▶ **Problem**
From the records below, copy each line that has the word "JSON" in it.
..........
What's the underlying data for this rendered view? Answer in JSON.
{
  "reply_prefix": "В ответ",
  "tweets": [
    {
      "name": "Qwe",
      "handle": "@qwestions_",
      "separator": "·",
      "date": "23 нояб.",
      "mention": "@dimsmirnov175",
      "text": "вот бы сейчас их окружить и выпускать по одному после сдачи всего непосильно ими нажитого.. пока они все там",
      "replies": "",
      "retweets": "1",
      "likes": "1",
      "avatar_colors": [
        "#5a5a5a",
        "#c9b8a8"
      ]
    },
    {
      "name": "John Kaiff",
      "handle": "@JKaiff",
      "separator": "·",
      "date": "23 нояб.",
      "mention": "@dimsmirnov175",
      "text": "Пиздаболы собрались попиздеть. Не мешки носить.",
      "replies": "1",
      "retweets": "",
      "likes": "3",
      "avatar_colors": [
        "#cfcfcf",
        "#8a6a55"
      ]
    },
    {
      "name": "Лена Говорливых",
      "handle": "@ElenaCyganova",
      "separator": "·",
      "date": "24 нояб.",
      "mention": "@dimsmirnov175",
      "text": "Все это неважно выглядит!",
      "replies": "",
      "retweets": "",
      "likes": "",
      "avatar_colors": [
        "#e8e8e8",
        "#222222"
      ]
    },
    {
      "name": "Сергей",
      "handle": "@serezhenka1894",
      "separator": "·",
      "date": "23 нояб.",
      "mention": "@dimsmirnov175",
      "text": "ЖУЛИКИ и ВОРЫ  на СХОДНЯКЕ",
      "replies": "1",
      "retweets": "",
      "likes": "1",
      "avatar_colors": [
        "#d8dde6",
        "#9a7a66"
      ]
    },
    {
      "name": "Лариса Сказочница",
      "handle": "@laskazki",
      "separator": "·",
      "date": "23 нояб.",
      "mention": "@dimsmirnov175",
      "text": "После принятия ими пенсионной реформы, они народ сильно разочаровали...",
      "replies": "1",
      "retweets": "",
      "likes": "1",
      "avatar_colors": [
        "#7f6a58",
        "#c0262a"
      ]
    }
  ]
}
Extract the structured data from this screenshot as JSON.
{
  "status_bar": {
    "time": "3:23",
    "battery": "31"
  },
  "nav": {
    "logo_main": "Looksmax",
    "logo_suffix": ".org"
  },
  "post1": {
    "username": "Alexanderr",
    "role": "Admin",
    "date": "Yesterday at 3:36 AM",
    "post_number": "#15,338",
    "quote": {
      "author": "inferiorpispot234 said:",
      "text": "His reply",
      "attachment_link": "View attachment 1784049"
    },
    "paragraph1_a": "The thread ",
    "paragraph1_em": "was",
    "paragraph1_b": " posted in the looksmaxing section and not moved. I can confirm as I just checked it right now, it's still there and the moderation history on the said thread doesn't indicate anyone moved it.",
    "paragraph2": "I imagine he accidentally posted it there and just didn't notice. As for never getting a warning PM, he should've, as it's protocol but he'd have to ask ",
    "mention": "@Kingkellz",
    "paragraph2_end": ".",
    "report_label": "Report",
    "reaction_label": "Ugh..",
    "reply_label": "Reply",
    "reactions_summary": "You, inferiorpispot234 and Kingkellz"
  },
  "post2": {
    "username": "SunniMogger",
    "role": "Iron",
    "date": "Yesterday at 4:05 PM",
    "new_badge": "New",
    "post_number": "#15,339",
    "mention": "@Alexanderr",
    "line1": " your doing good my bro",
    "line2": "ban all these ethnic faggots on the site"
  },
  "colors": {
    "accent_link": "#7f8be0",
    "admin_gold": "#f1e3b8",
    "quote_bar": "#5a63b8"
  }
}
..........
▶ **Answer space**
What's the underlying data for this rendered view? Answer in JSON.
Extract the structured data from this screenshot as JSON.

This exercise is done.